MADISON (WKOW) -- UW Health has opened a new COVID-19 unit at The American Center clinic on the east side.
The new unit opened Monday and the first patient was admitted Tuesday.
A UW Health spokesperson tells 27 News the new COVID unit at The American Center (TAC) is for patients who need general care. They are sick enough to be admitted to a hospital, but do not usually require a ventilator or admission to an ICU.
Dr. Jeff Pothof, chief quality officer at UW Health, says he hopes to keep ICU patients at the University Hospital on campus, because it will be more efficient to care for them all in one place.
"I don't know if we'll be able to do that for the duration of this pandemic, to keep all of our ICU at University Hospital. It would be nice if we could but we'll just have to see how it goes. Clearly, if we start splitting ICU care up, that's a whole nother level of things not looking very good for patients that have COVID-19."
The health system is also admitting some adult patients to American Family Children's Hospital because of a lack of hospital bed space.
"It just increases our footprint a little bit, so not large numbers of people over there, but a strategy that we're trying to use to just increase our ability to care for all the people who are looking to us right now for medical care," said Pothof.
UW Health says some adults 29 and younger who need a bed for recovery after surgery are being admitted to AFCH. These beds are not for COVID patients, but rather people who have had non-coronavirus related procedures.
Dr. Pothof says the hospital system is running out of good spaces to treat patients, but still has a few options.
So far, UW has only sent two people to the field hospital at State Fair Park, but he hopes they can send more there to help with space needs.
"If we have someone who's winning their fight, they're gonna make it. When they go to the ACF, they are giving someone else that chance to get better too," he said.

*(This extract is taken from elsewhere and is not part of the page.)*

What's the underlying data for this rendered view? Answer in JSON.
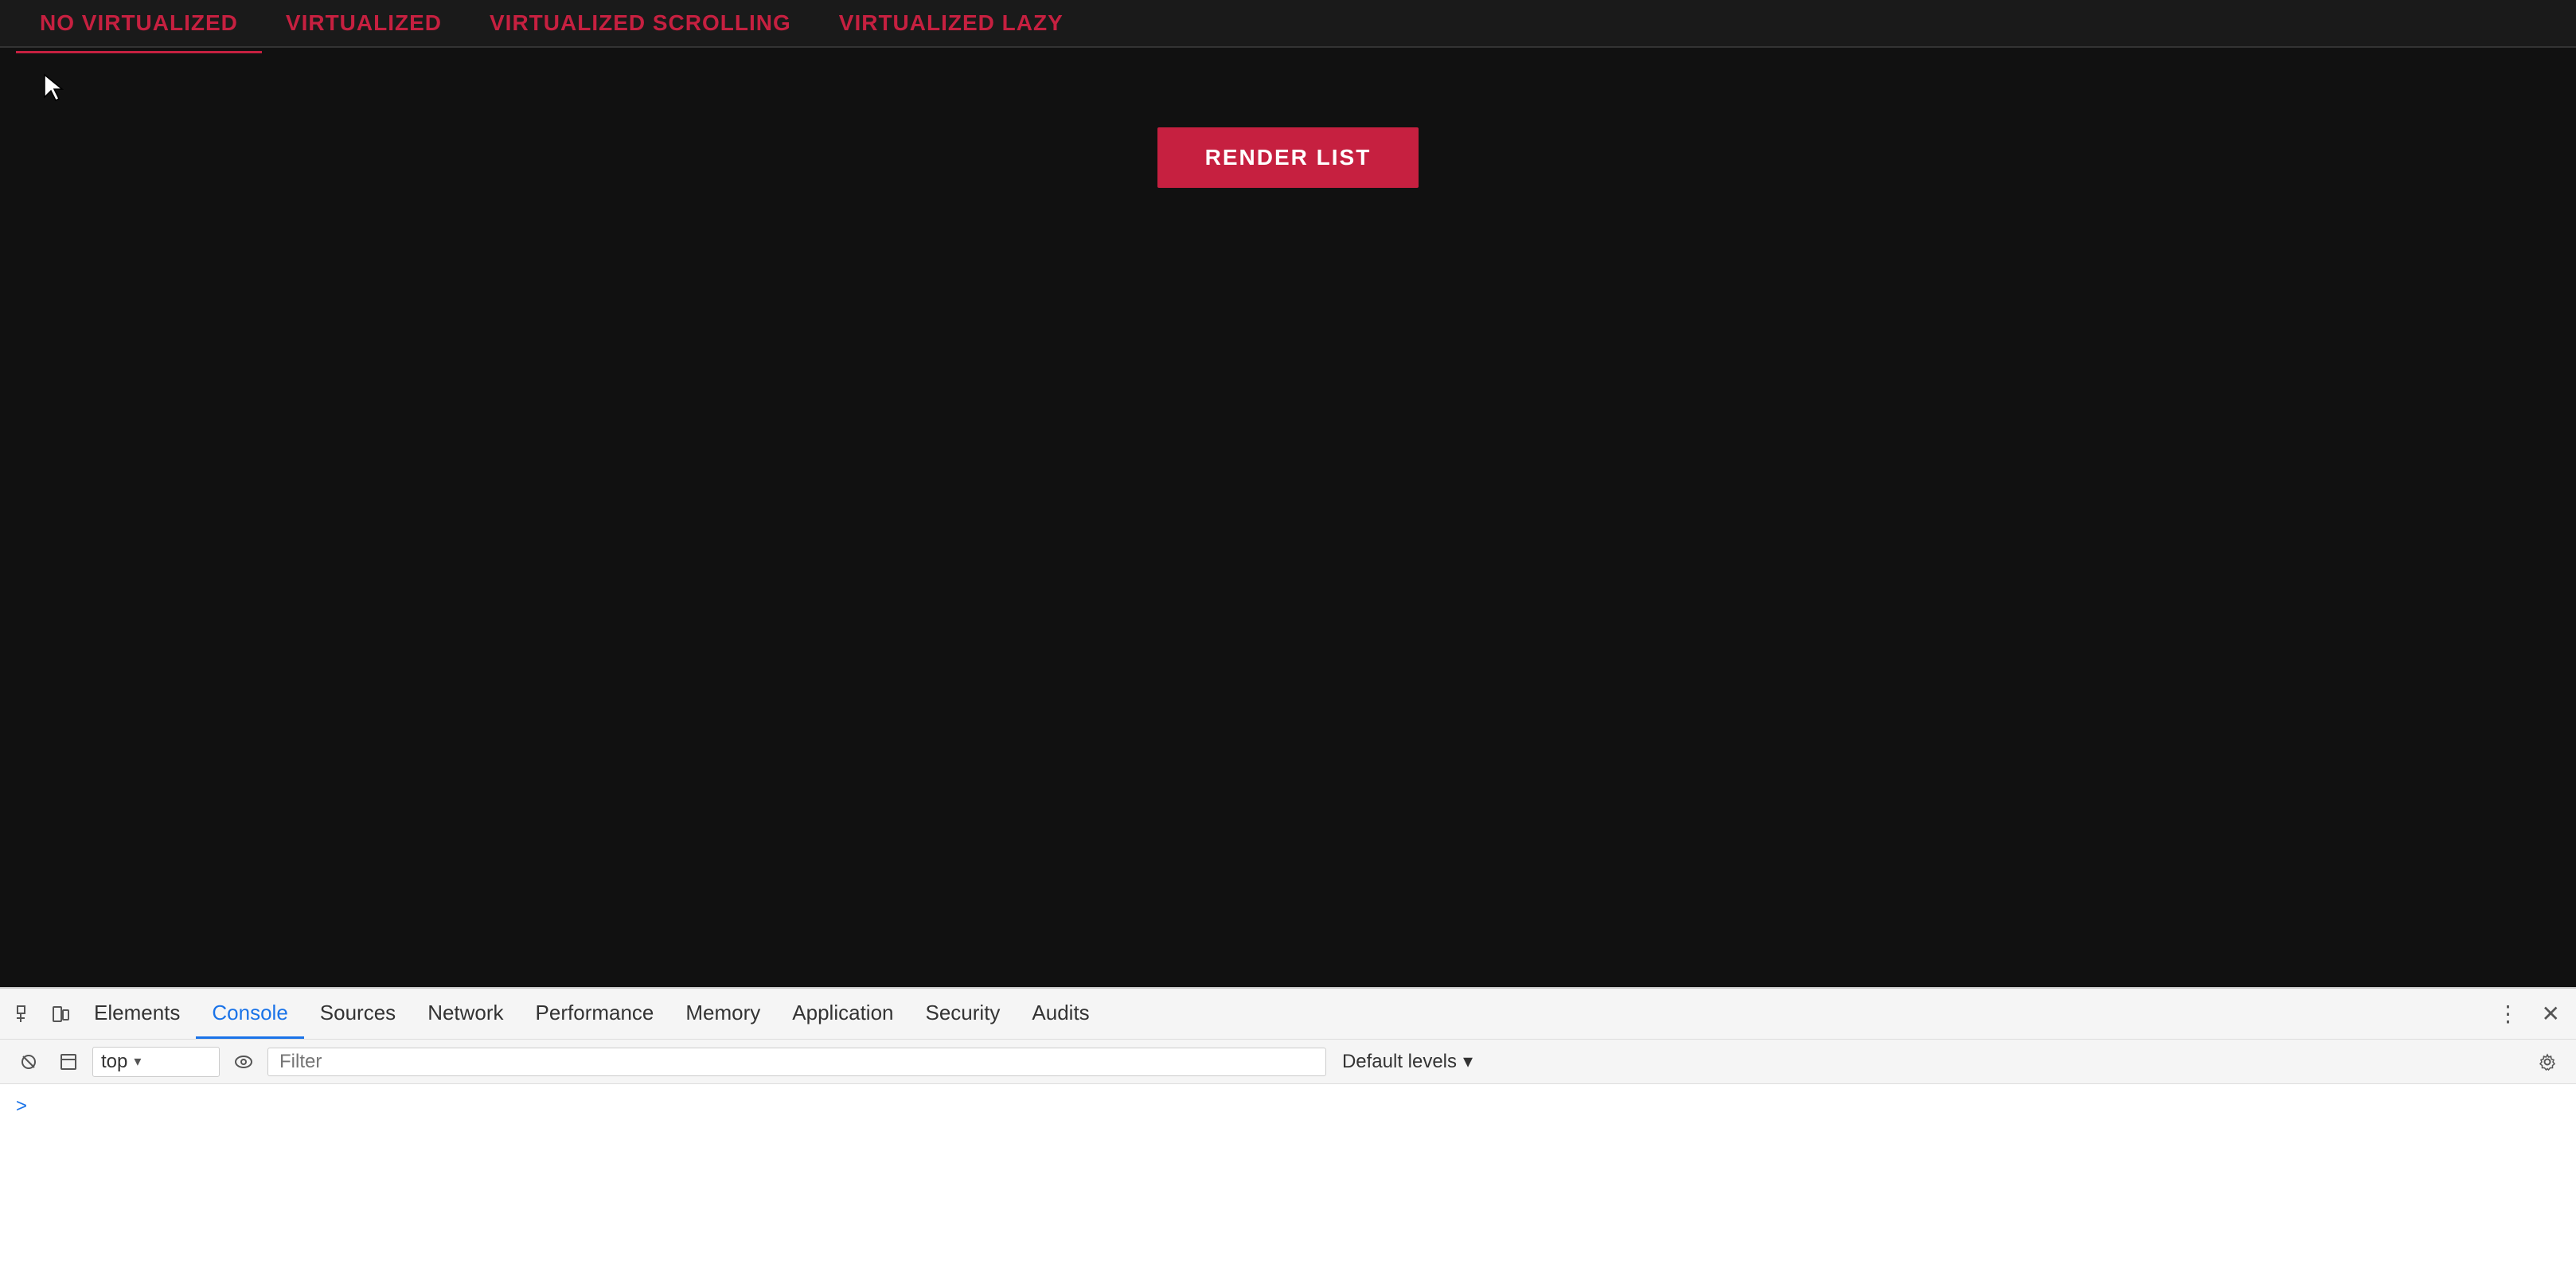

Pothof believes the Dane County order banning gatherings comes at the right time, but still doesn't go far enough to flatten the curve and keep hospitals from becoming overwhelmed.
"Based on what we're seeing, we have to do something different," he said. "We're seeing other states take much more restrictive efforts. I know that scares people and none of us want that. But if we can buckle down for a short period of time, 30 days, get that curve flattened, then start to do strategic restrictions in areas where we're seeing the disease spread, that gets us through this period of time between now, where things are looking really pretty awful, and when we have that vaccine ready to go."